◆ Prompt
Gather all lines in the entries that include the word "value".

Component data from apps and pages

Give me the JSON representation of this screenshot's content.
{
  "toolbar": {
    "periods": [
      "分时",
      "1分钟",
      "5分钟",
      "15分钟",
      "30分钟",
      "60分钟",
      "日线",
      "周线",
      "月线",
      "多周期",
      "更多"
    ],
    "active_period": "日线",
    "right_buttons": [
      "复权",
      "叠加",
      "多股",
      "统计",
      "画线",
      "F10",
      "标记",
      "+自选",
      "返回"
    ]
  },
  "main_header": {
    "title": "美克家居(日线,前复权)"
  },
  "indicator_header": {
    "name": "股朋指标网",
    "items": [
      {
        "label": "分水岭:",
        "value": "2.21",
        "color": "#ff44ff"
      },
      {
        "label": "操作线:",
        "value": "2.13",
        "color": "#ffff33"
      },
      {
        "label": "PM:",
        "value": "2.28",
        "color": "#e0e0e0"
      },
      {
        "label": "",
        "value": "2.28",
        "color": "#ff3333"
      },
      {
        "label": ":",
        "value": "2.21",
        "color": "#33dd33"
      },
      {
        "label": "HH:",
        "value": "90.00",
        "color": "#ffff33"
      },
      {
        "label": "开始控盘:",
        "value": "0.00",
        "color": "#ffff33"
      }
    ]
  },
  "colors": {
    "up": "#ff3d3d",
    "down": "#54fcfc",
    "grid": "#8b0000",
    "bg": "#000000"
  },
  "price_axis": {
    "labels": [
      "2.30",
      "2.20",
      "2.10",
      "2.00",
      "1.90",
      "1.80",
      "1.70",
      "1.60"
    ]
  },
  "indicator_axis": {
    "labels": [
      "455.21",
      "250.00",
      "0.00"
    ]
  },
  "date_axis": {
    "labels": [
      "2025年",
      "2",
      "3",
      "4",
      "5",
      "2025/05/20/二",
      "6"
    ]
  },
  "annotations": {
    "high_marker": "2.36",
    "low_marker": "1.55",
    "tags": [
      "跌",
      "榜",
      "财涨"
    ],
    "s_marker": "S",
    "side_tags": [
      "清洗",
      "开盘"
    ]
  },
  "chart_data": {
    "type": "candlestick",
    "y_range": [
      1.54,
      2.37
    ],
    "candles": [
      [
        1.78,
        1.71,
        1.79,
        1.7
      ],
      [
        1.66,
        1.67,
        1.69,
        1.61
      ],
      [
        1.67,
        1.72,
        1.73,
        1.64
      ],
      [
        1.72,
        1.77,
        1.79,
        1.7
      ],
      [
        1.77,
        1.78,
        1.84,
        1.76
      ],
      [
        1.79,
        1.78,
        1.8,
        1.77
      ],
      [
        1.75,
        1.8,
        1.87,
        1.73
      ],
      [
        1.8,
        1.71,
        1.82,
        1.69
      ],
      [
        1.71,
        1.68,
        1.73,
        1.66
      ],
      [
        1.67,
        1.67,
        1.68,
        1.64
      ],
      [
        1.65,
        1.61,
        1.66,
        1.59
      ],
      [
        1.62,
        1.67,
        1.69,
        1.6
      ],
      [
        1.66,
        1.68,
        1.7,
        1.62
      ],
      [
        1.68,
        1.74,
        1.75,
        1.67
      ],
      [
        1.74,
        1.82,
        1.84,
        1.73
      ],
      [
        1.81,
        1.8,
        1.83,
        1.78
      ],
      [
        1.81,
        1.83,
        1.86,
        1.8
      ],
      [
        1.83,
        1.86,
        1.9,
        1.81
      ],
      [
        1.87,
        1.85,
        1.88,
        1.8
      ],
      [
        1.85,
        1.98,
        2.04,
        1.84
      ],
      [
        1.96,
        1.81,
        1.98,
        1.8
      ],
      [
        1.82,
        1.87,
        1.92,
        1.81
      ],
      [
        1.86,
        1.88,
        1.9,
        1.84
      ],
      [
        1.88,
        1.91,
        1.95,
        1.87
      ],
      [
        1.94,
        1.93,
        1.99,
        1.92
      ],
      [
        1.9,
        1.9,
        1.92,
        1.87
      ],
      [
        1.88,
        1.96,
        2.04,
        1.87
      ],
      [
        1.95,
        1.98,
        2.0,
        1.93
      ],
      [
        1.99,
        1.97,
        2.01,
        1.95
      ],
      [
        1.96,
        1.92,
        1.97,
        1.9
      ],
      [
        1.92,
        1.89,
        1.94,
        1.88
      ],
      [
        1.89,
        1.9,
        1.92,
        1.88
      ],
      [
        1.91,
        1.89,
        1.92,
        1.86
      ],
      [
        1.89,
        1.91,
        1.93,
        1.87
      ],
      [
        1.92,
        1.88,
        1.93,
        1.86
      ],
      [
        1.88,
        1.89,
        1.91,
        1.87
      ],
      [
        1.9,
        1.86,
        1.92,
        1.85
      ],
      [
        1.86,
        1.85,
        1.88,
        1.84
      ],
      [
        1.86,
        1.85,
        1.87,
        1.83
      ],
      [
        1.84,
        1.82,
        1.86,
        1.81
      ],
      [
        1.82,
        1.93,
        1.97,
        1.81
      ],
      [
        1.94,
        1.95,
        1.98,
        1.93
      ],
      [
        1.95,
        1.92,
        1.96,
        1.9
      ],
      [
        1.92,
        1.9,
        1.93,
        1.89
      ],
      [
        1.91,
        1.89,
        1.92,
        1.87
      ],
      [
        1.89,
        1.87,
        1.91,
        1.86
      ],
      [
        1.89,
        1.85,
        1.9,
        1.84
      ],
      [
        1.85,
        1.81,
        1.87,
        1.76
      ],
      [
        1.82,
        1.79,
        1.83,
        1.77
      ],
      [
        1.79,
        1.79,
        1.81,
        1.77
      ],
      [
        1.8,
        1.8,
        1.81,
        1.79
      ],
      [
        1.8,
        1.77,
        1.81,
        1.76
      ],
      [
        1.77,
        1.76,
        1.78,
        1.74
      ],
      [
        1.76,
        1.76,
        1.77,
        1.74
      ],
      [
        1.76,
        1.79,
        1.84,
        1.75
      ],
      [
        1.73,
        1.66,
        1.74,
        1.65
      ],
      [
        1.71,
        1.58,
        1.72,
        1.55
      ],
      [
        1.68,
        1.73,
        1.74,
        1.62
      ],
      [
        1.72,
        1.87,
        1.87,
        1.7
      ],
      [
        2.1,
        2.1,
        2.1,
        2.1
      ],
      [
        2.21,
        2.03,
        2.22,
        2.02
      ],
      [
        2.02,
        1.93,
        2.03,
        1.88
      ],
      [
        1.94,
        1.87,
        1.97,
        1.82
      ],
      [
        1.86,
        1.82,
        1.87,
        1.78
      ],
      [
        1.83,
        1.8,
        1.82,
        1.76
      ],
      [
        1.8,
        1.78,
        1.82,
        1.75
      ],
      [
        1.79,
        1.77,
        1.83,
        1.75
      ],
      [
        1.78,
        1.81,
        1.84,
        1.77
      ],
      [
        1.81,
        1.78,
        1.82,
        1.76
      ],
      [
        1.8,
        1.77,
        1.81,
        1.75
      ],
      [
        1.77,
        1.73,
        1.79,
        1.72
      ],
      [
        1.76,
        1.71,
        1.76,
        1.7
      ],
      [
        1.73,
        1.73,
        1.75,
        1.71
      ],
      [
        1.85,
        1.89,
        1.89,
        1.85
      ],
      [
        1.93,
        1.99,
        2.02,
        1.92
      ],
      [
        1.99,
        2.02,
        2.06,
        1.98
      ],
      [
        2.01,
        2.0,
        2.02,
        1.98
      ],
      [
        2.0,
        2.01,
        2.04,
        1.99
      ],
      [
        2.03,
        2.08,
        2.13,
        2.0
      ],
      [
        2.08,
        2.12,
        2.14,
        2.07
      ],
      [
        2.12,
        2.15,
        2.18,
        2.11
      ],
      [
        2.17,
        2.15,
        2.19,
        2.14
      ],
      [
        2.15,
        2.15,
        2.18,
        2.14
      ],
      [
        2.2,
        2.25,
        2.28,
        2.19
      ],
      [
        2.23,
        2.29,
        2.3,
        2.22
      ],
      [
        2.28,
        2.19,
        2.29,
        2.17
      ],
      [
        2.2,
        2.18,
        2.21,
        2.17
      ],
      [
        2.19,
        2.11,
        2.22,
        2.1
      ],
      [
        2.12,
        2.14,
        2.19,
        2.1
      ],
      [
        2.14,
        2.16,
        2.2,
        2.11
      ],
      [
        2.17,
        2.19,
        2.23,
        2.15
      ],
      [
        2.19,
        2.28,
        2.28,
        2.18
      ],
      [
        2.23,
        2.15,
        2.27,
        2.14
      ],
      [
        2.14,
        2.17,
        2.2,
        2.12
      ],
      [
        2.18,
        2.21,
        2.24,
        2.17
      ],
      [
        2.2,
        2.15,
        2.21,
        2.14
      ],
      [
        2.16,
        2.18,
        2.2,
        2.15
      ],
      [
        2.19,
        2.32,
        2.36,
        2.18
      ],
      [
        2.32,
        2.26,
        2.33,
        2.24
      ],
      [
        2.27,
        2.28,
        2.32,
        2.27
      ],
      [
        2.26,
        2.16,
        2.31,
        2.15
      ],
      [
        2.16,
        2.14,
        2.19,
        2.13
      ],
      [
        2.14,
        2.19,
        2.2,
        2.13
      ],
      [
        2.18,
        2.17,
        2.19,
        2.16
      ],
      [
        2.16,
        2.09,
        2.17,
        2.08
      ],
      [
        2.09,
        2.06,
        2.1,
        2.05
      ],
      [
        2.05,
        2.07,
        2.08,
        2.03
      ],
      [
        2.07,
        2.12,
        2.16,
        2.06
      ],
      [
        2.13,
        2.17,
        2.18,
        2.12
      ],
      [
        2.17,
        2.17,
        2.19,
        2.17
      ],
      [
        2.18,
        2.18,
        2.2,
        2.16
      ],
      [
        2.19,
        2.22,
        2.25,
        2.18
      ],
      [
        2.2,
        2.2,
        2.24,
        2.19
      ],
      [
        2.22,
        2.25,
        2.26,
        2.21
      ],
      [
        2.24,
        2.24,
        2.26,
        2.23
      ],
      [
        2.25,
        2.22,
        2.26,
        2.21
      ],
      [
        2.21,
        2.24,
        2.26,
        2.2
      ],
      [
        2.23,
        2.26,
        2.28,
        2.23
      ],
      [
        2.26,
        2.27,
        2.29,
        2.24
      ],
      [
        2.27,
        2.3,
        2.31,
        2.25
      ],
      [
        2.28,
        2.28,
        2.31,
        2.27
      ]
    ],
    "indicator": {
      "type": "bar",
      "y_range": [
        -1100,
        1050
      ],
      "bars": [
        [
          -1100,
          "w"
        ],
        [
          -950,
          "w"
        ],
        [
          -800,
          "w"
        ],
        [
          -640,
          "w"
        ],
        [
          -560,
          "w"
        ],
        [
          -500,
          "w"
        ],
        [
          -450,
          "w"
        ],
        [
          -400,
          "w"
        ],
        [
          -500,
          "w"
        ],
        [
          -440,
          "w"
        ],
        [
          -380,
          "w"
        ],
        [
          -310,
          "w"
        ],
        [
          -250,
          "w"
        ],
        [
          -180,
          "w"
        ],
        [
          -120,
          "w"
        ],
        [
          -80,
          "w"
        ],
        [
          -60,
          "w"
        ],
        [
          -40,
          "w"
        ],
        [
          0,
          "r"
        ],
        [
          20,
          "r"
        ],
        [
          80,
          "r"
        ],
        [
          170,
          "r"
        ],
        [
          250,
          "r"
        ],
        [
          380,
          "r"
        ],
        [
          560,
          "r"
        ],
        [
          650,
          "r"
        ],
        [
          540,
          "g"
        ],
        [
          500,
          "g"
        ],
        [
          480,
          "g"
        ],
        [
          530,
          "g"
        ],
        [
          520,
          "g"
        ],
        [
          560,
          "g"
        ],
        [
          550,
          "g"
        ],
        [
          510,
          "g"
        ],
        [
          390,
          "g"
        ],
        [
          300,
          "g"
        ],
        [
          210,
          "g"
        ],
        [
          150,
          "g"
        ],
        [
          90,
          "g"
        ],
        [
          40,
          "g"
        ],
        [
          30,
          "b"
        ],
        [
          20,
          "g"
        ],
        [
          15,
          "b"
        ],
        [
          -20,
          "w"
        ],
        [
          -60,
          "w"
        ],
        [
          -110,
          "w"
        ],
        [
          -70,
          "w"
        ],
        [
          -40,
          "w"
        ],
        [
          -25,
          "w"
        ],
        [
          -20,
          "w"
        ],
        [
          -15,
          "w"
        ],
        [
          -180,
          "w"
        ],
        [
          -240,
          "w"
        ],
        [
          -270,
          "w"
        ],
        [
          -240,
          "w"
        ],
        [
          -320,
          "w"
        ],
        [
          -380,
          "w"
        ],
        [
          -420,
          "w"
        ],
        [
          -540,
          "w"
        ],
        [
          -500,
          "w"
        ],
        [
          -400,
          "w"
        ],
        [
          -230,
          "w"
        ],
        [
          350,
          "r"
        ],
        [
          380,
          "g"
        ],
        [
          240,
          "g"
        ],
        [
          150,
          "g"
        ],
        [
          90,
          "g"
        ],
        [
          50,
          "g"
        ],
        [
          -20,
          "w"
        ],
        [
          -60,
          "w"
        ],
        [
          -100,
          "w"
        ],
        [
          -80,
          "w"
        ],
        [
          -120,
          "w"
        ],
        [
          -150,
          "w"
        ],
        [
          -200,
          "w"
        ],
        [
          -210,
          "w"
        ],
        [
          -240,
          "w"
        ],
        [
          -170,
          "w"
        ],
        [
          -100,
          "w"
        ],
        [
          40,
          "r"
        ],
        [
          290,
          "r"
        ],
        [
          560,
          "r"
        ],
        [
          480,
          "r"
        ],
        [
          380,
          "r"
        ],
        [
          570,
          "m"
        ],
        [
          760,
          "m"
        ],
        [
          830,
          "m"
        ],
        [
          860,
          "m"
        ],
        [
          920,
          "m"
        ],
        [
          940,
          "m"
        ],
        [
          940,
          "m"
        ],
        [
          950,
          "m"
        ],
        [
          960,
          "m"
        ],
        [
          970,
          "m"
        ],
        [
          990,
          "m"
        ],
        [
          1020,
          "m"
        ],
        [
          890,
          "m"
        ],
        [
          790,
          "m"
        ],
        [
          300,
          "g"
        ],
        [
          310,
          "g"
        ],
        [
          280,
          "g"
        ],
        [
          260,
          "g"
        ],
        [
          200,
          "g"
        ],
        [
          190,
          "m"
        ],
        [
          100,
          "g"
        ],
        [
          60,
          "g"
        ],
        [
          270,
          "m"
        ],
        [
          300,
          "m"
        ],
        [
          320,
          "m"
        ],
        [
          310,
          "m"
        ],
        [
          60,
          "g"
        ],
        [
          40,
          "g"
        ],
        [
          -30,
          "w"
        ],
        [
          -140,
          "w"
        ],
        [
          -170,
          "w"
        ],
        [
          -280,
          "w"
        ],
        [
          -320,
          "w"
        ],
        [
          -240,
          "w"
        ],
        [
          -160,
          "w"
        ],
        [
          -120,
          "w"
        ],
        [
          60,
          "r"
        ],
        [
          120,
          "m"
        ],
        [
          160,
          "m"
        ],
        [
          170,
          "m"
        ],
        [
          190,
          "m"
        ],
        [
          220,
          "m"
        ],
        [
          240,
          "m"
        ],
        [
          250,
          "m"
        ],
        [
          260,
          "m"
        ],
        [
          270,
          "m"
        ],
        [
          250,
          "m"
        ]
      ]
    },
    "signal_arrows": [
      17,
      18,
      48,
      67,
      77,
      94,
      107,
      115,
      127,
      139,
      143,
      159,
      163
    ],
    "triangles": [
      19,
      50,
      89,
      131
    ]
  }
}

◆ Problem solution
        "value": "2.21",
        "value": "2.13",
        "value": "2.28",
        "value": "2.28",
        "value": "2.21",
        "value": "90.00",
        "value": "0.00",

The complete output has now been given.